→ Task requirements
Copy out every line of the data exactly; do not include the images.

(App and web page records)
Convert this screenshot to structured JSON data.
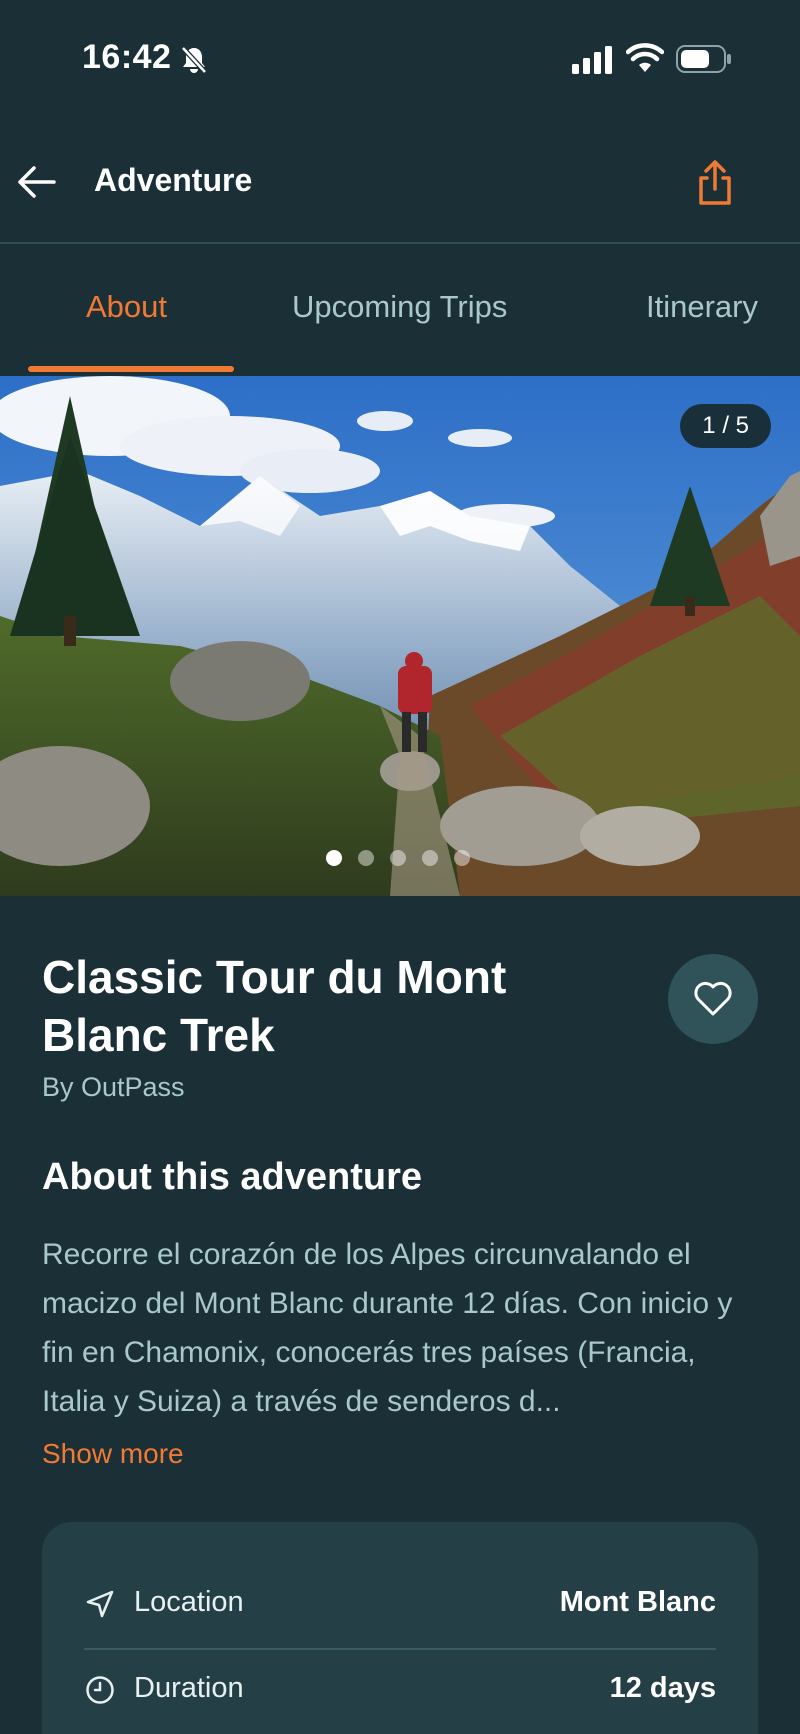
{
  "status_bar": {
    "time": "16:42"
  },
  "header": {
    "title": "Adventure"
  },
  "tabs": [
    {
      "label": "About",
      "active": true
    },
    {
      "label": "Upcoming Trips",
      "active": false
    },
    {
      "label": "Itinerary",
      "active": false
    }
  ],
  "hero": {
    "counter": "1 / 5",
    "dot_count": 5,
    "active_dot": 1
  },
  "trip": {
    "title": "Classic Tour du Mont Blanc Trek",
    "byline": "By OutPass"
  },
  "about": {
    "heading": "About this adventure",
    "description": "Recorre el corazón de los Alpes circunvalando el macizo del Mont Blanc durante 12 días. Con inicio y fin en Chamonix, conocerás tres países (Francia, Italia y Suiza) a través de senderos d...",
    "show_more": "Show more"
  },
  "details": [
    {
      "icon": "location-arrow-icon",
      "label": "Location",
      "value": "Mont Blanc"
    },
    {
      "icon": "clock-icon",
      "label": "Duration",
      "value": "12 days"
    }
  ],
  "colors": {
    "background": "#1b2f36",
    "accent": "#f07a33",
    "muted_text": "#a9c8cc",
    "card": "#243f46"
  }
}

→ Final answer
Convert this screenshot to structured JSON data.
{
  "status_bar": {
    "time": "16:42"
  },
  "header": {
    "title": "Adventure"
  },
  "tabs": [
    {
      "label": "About",
      "active": true
    },
    {
      "label": "Upcoming Trips",
      "active": false
    },
    {
      "label": "Itinerary",
      "active": false
    }
  ],
  "hero": {
    "counter": "1 / 5",
    "dot_count": 5,
    "active_dot": 1
  },
  "trip": {
    "title": "Classic Tour du Mont Blanc Trek",
    "byline": "By OutPass"
  },
  "about": {
    "heading": "About this adventure",
    "description": "Recorre el corazón de los Alpes circunvalando el macizo del Mont Blanc durante 12 días. Con inicio y fin en Chamonix, conocerás tres países (Francia, Italia y Suiza) a través de senderos d...",
    "show_more": "Show more"
  },
  "details": [
    {
      "icon": "location-arrow-icon",
      "label": "Location",
      "value": "Mont Blanc"
    },
    {
      "icon": "clock-icon",
      "label": "Duration",
      "value": "12 days"
    }
  ],
  "colors": {
    "background": "#1b2f36",
    "accent": "#f07a33",
    "muted_text": "#a9c8cc",
    "card": "#243f46"
  }
}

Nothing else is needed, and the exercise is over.